As an investor, there’s nothing I like more than buying bargain stocks when prices are cheap. We had a great opportunity in March, and I hope canny investors took it. With the FTSE 100 now recovering to stand at 6,350 today, there’s another opportunity on offer.
I reckon investors like me can still pick up top FTSE 100 stocks at bargain prices. After last week’s Pfizer vaccine news, and the Moderna vaccine news announced yesterday, the outlook for 2021 is that bit brighter.
Goldman Sachs certainly thinks so. It reckons the FTSE 100 will rise 14% by the end of next year, due to monetary stimulus and a global economic recovery. That would lift it to around 7,250 from today’s level. The Pfizer and Moderna vaccines have logistical issues, but there are also others in the pipeline. I’m feeling more optimistic, and here are two stocks I’d buy to play the next leg of the recovery.
I like the BP share price
The BP (LSE: BP) share price crashed along with the oil price during lockdown. But Goldman Sachs reckons it could hit to $65 a barrel next year (up from $44 today). If so, this bargain stock could fly.
Climate change is arguably a bigger challenge than Covid, as the shift to renewables accelerates. However, I still believe wind, solar, and hydrogen have a long way to go before they can shift fossil fuels from the heart of the world economy. Just 3% of the world’s cars are electric, and none of its jet planes. BP may face a tough transition, but when the pandemic eases, oil demand will inevitably surge.
The BP share price is down by half this year, which makes it look like a bargain stock to me. It currently yields a mighty 6.6%, and is the second biggest income payer on the FTSE 100, after British American Tobacco.
I’d buy this bargain stock too
I would also consider buying another top FTSE 100 dividend stock, mining giant BHP Group (LSE: BHP). If the world does escape Covid-19 next year, this will also liberate demand for natural resources stocks.
China, the world’s biggest consumer of commodities, is already on the way back, helping BHP post a 7.2% rise in first-quarter iron ore production. Just remember that there are political risks on this front. China threatened Australian coal imports after the government called for a Covid-19 enquiry, and BHP has large deposits in the country.
The BHP share price has fully recovered from the March crash, and now trades at similar levels to the start of the year. I still reckon it’s a bargain stock, trading at just 12 times earnings.
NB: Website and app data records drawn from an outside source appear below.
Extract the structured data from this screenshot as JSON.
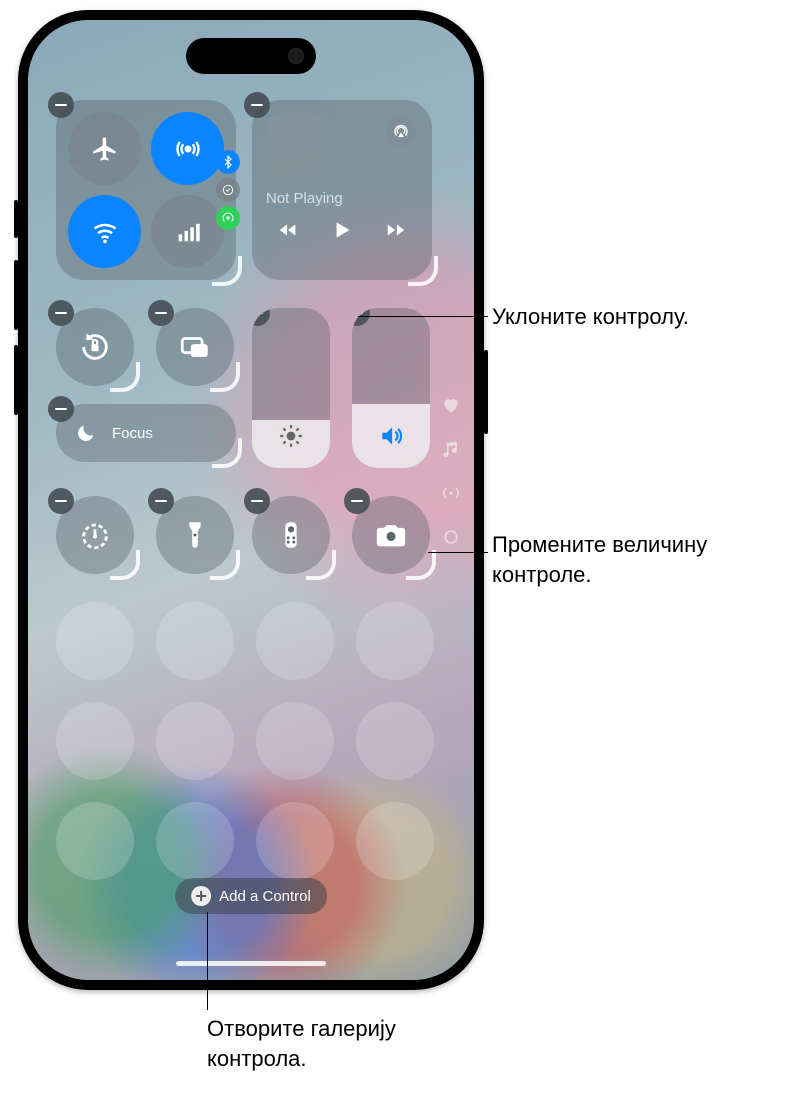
{
  "controls": {
    "connectivity": {
      "airplane": "airplane-icon",
      "airdrop": "airdrop-icon",
      "wifi": "wifi-icon",
      "cellular": "cellular-icon",
      "bluetooth": "bluetooth-icon",
      "hotspot": "hotspot-icon"
    },
    "now_playing": {
      "status": "Not Playing",
      "airplay": "airplay-icon"
    },
    "orientation_lock": "orientation-lock-icon",
    "screen_mirroring": "screen-mirroring-icon",
    "focus": {
      "label": "Focus",
      "icon": "moon-icon"
    },
    "brightness": "brightness-icon",
    "volume": "volume-icon",
    "timer": "timer-icon",
    "flashlight": "flashlight-icon",
    "remote": "apple-tv-remote-icon",
    "camera": "camera-icon"
  },
  "side_indicators": {
    "favorites": "heart-icon",
    "music": "music-note-icon",
    "connectivity": "antenna-icon",
    "home": "circle-icon"
  },
  "add_control_label": "Add a Control",
  "callouts": {
    "remove": "Уклоните контролу.",
    "resize": "Промените величину контроле.",
    "gallery": "Отворите галерију контрола."
  }
}
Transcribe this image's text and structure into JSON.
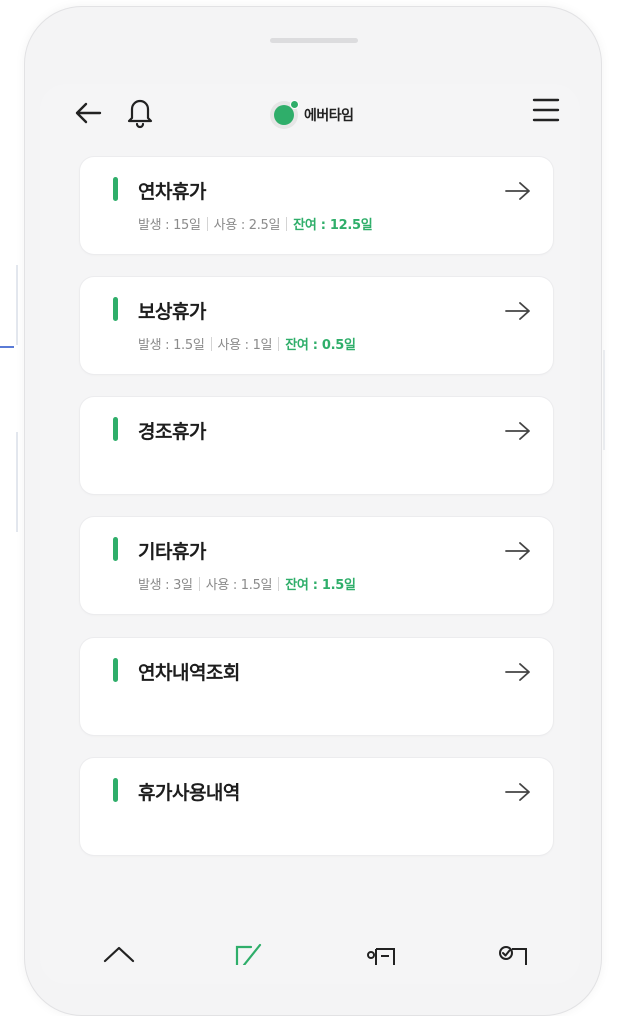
{
  "header": {
    "brand": "에버타임",
    "icons": [
      "arrow-left-icon",
      "bell-icon",
      "hamburger-menu-icon"
    ]
  },
  "cards": [
    {
      "title": "연차휴가",
      "issued": "발생 : 15일",
      "used": "사용 : 2.5일",
      "remaining": "잔여 : 12.5일"
    },
    {
      "title": "보상휴가",
      "issued": "발생 : 1.5일",
      "used": "사용 : 1일",
      "remaining": "잔여 : 0.5일"
    },
    {
      "title": "경조휴가"
    },
    {
      "title": "기타휴가",
      "issued": "발생 : 3일",
      "used": "사용 : 1.5일",
      "remaining": "잔여 : 1.5일"
    },
    {
      "title": "연차내역조회"
    },
    {
      "title": "휴가사용내역"
    }
  ],
  "bottom_nav": [
    "home-icon",
    "edit-icon",
    "card-icon",
    "check-icon"
  ],
  "colors": {
    "accent": "#2fae6a",
    "background": "#f5f5f6",
    "card": "#ffffff",
    "text": "#1d1d1d",
    "muted": "#8b8b8b"
  }
}
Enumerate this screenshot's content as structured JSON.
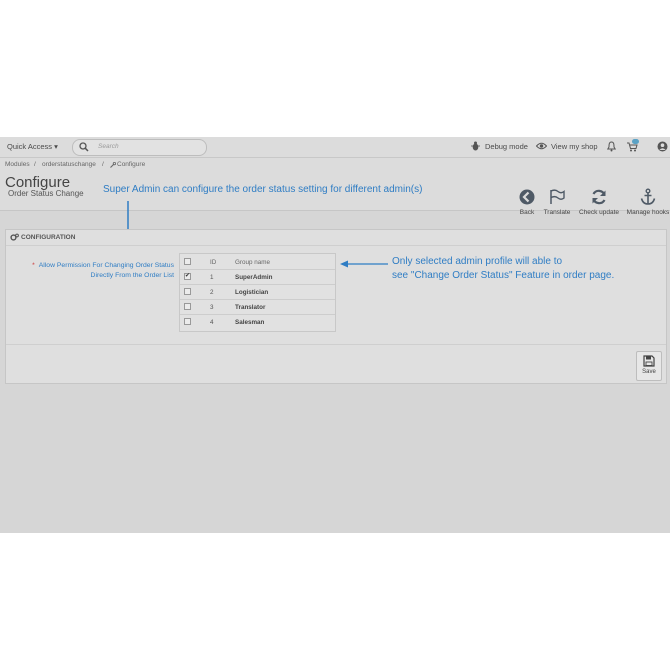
{
  "topbar": {
    "quick_access": "Quick Access",
    "search_placeholder": "Search",
    "debug_mode": "Debug mode",
    "view_shop": "View my shop"
  },
  "breadcrumb": {
    "items": [
      "Modules",
      "orderstatuschange",
      "Configure"
    ],
    "separator": "/"
  },
  "page": {
    "title": "Configure",
    "subtitle": "Order Status Change"
  },
  "toolbar": {
    "back": "Back",
    "translate": "Translate",
    "check_update": "Check update",
    "manage_hooks": "Manage hooks"
  },
  "annotations": {
    "top": "Super Admin can configure the order status setting for different admin(s)",
    "right_line1": "Only selected admin profile will able to",
    "right_line2": "see \"Change Order Status\" Feature in order page."
  },
  "panel": {
    "heading": "CONFIGURATION",
    "field_label_line1": "Allow Permission For Changing Order Status",
    "field_label_line2": "Directly From the Order List",
    "required_mark": "*"
  },
  "groups_table": {
    "headers": [
      "ID",
      "Group name"
    ],
    "rows": [
      {
        "id": "1",
        "name": "SuperAdmin",
        "checked": true
      },
      {
        "id": "2",
        "name": "Logistician",
        "checked": false
      },
      {
        "id": "3",
        "name": "Translator",
        "checked": false
      },
      {
        "id": "4",
        "name": "Salesman",
        "checked": false
      }
    ]
  },
  "footer": {
    "save": "Save"
  },
  "colors": {
    "annotation_blue": "#2f7dc4",
    "overlay_gray": "#d6d6d6"
  },
  "icons": [
    "search-icon",
    "bug-icon",
    "eye-icon",
    "bell-icon",
    "cart-icon",
    "user-icon",
    "back-icon",
    "flag-icon",
    "refresh-icon",
    "anchor-icon",
    "gears-icon",
    "save-icon",
    "wrench-icon"
  ]
}
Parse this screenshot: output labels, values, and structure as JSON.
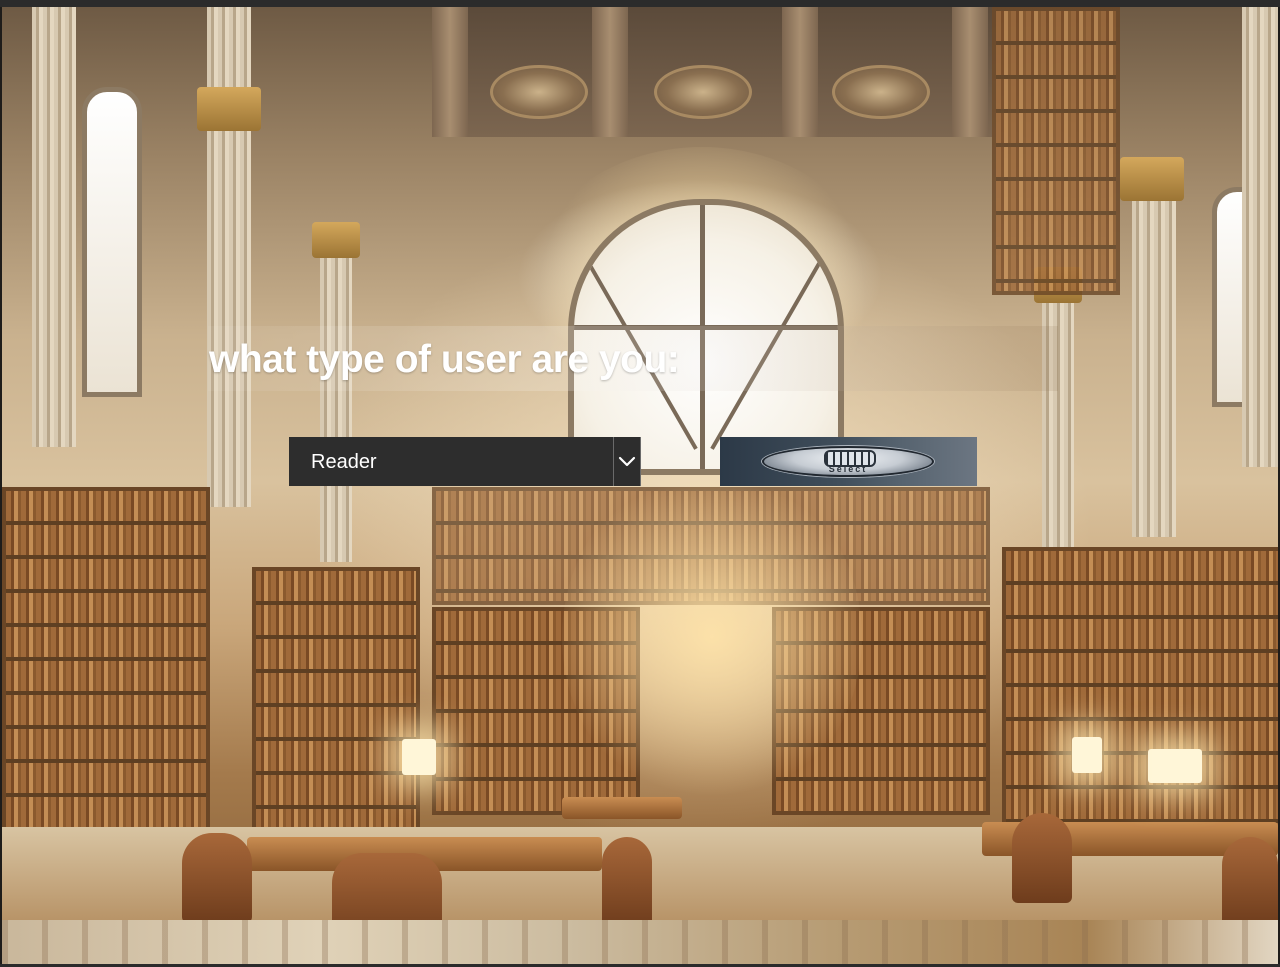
{
  "prompt": {
    "heading": "what type of user are you:"
  },
  "user_type_select": {
    "selected": "Reader",
    "options": [
      "Reader"
    ]
  },
  "select_button": {
    "label": "Select"
  },
  "background": {
    "icon": "library-interior-photo"
  },
  "colors": {
    "select_bg": "#2d2d2d",
    "select_text": "#ffffff",
    "heading_text": "#ffffff",
    "button_bg": "#3f4d5a"
  }
}
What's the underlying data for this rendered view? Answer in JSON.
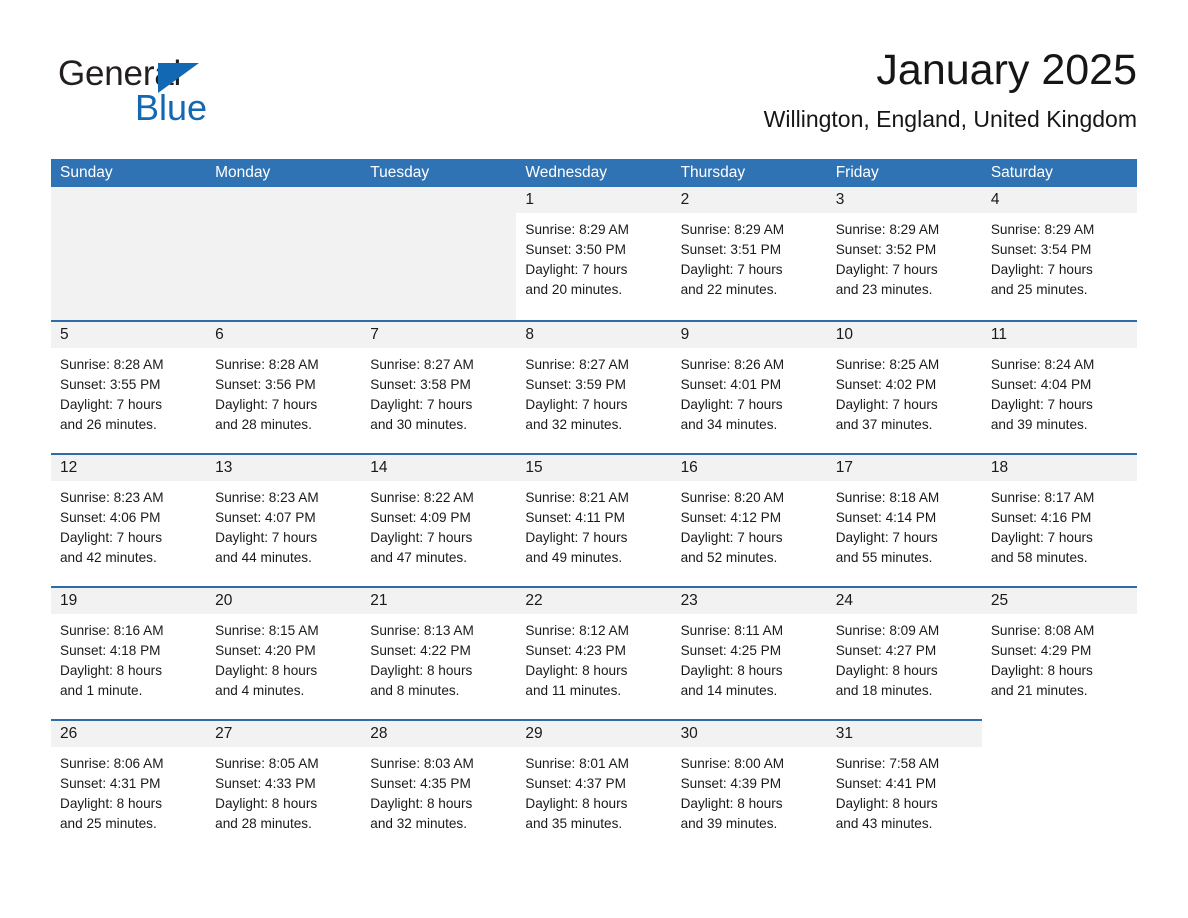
{
  "brand": {
    "name_part1": "General",
    "name_part2": "Blue",
    "accent_color": "#1268b3"
  },
  "header": {
    "month_title": "January 2025",
    "location": "Willington, England, United Kingdom"
  },
  "theme": {
    "header_row_bg": "#3073b5",
    "week_divider": "#2e6ca8",
    "day_band_bg": "#f2f2f2"
  },
  "weekdays": [
    "Sunday",
    "Monday",
    "Tuesday",
    "Wednesday",
    "Thursday",
    "Friday",
    "Saturday"
  ],
  "weeks": [
    [
      {
        "empty": true
      },
      {
        "empty": true
      },
      {
        "empty": true
      },
      {
        "day": "1",
        "sunrise": "Sunrise: 8:29 AM",
        "sunset": "Sunset: 3:50 PM",
        "daylight1": "Daylight: 7 hours",
        "daylight2": "and 20 minutes."
      },
      {
        "day": "2",
        "sunrise": "Sunrise: 8:29 AM",
        "sunset": "Sunset: 3:51 PM",
        "daylight1": "Daylight: 7 hours",
        "daylight2": "and 22 minutes."
      },
      {
        "day": "3",
        "sunrise": "Sunrise: 8:29 AM",
        "sunset": "Sunset: 3:52 PM",
        "daylight1": "Daylight: 7 hours",
        "daylight2": "and 23 minutes."
      },
      {
        "day": "4",
        "sunrise": "Sunrise: 8:29 AM",
        "sunset": "Sunset: 3:54 PM",
        "daylight1": "Daylight: 7 hours",
        "daylight2": "and 25 minutes."
      }
    ],
    [
      {
        "day": "5",
        "sunrise": "Sunrise: 8:28 AM",
        "sunset": "Sunset: 3:55 PM",
        "daylight1": "Daylight: 7 hours",
        "daylight2": "and 26 minutes."
      },
      {
        "day": "6",
        "sunrise": "Sunrise: 8:28 AM",
        "sunset": "Sunset: 3:56 PM",
        "daylight1": "Daylight: 7 hours",
        "daylight2": "and 28 minutes."
      },
      {
        "day": "7",
        "sunrise": "Sunrise: 8:27 AM",
        "sunset": "Sunset: 3:58 PM",
        "daylight1": "Daylight: 7 hours",
        "daylight2": "and 30 minutes."
      },
      {
        "day": "8",
        "sunrise": "Sunrise: 8:27 AM",
        "sunset": "Sunset: 3:59 PM",
        "daylight1": "Daylight: 7 hours",
        "daylight2": "and 32 minutes."
      },
      {
        "day": "9",
        "sunrise": "Sunrise: 8:26 AM",
        "sunset": "Sunset: 4:01 PM",
        "daylight1": "Daylight: 7 hours",
        "daylight2": "and 34 minutes."
      },
      {
        "day": "10",
        "sunrise": "Sunrise: 8:25 AM",
        "sunset": "Sunset: 4:02 PM",
        "daylight1": "Daylight: 7 hours",
        "daylight2": "and 37 minutes."
      },
      {
        "day": "11",
        "sunrise": "Sunrise: 8:24 AM",
        "sunset": "Sunset: 4:04 PM",
        "daylight1": "Daylight: 7 hours",
        "daylight2": "and 39 minutes."
      }
    ],
    [
      {
        "day": "12",
        "sunrise": "Sunrise: 8:23 AM",
        "sunset": "Sunset: 4:06 PM",
        "daylight1": "Daylight: 7 hours",
        "daylight2": "and 42 minutes."
      },
      {
        "day": "13",
        "sunrise": "Sunrise: 8:23 AM",
        "sunset": "Sunset: 4:07 PM",
        "daylight1": "Daylight: 7 hours",
        "daylight2": "and 44 minutes."
      },
      {
        "day": "14",
        "sunrise": "Sunrise: 8:22 AM",
        "sunset": "Sunset: 4:09 PM",
        "daylight1": "Daylight: 7 hours",
        "daylight2": "and 47 minutes."
      },
      {
        "day": "15",
        "sunrise": "Sunrise: 8:21 AM",
        "sunset": "Sunset: 4:11 PM",
        "daylight1": "Daylight: 7 hours",
        "daylight2": "and 49 minutes."
      },
      {
        "day": "16",
        "sunrise": "Sunrise: 8:20 AM",
        "sunset": "Sunset: 4:12 PM",
        "daylight1": "Daylight: 7 hours",
        "daylight2": "and 52 minutes."
      },
      {
        "day": "17",
        "sunrise": "Sunrise: 8:18 AM",
        "sunset": "Sunset: 4:14 PM",
        "daylight1": "Daylight: 7 hours",
        "daylight2": "and 55 minutes."
      },
      {
        "day": "18",
        "sunrise": "Sunrise: 8:17 AM",
        "sunset": "Sunset: 4:16 PM",
        "daylight1": "Daylight: 7 hours",
        "daylight2": "and 58 minutes."
      }
    ],
    [
      {
        "day": "19",
        "sunrise": "Sunrise: 8:16 AM",
        "sunset": "Sunset: 4:18 PM",
        "daylight1": "Daylight: 8 hours",
        "daylight2": "and 1 minute."
      },
      {
        "day": "20",
        "sunrise": "Sunrise: 8:15 AM",
        "sunset": "Sunset: 4:20 PM",
        "daylight1": "Daylight: 8 hours",
        "daylight2": "and 4 minutes."
      },
      {
        "day": "21",
        "sunrise": "Sunrise: 8:13 AM",
        "sunset": "Sunset: 4:22 PM",
        "daylight1": "Daylight: 8 hours",
        "daylight2": "and 8 minutes."
      },
      {
        "day": "22",
        "sunrise": "Sunrise: 8:12 AM",
        "sunset": "Sunset: 4:23 PM",
        "daylight1": "Daylight: 8 hours",
        "daylight2": "and 11 minutes."
      },
      {
        "day": "23",
        "sunrise": "Sunrise: 8:11 AM",
        "sunset": "Sunset: 4:25 PM",
        "daylight1": "Daylight: 8 hours",
        "daylight2": "and 14 minutes."
      },
      {
        "day": "24",
        "sunrise": "Sunrise: 8:09 AM",
        "sunset": "Sunset: 4:27 PM",
        "daylight1": "Daylight: 8 hours",
        "daylight2": "and 18 minutes."
      },
      {
        "day": "25",
        "sunrise": "Sunrise: 8:08 AM",
        "sunset": "Sunset: 4:29 PM",
        "daylight1": "Daylight: 8 hours",
        "daylight2": "and 21 minutes."
      }
    ],
    [
      {
        "day": "26",
        "sunrise": "Sunrise: 8:06 AM",
        "sunset": "Sunset: 4:31 PM",
        "daylight1": "Daylight: 8 hours",
        "daylight2": "and 25 minutes."
      },
      {
        "day": "27",
        "sunrise": "Sunrise: 8:05 AM",
        "sunset": "Sunset: 4:33 PM",
        "daylight1": "Daylight: 8 hours",
        "daylight2": "and 28 minutes."
      },
      {
        "day": "28",
        "sunrise": "Sunrise: 8:03 AM",
        "sunset": "Sunset: 4:35 PM",
        "daylight1": "Daylight: 8 hours",
        "daylight2": "and 32 minutes."
      },
      {
        "day": "29",
        "sunrise": "Sunrise: 8:01 AM",
        "sunset": "Sunset: 4:37 PM",
        "daylight1": "Daylight: 8 hours",
        "daylight2": "and 35 minutes."
      },
      {
        "day": "30",
        "sunrise": "Sunrise: 8:00 AM",
        "sunset": "Sunset: 4:39 PM",
        "daylight1": "Daylight: 8 hours",
        "daylight2": "and 39 minutes."
      },
      {
        "day": "31",
        "sunrise": "Sunrise: 7:58 AM",
        "sunset": "Sunset: 4:41 PM",
        "daylight1": "Daylight: 8 hours",
        "daylight2": "and 43 minutes."
      },
      {
        "empty": true
      }
    ]
  ]
}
In return, it will give me a juicy yield of 5.6% a year, covered 1.5 times by company earnings.
These numbers make BHP Group look a buy to me. If the vaccines live up to their billings and the world gets back to work, this bargain stock could spearhead the recovery.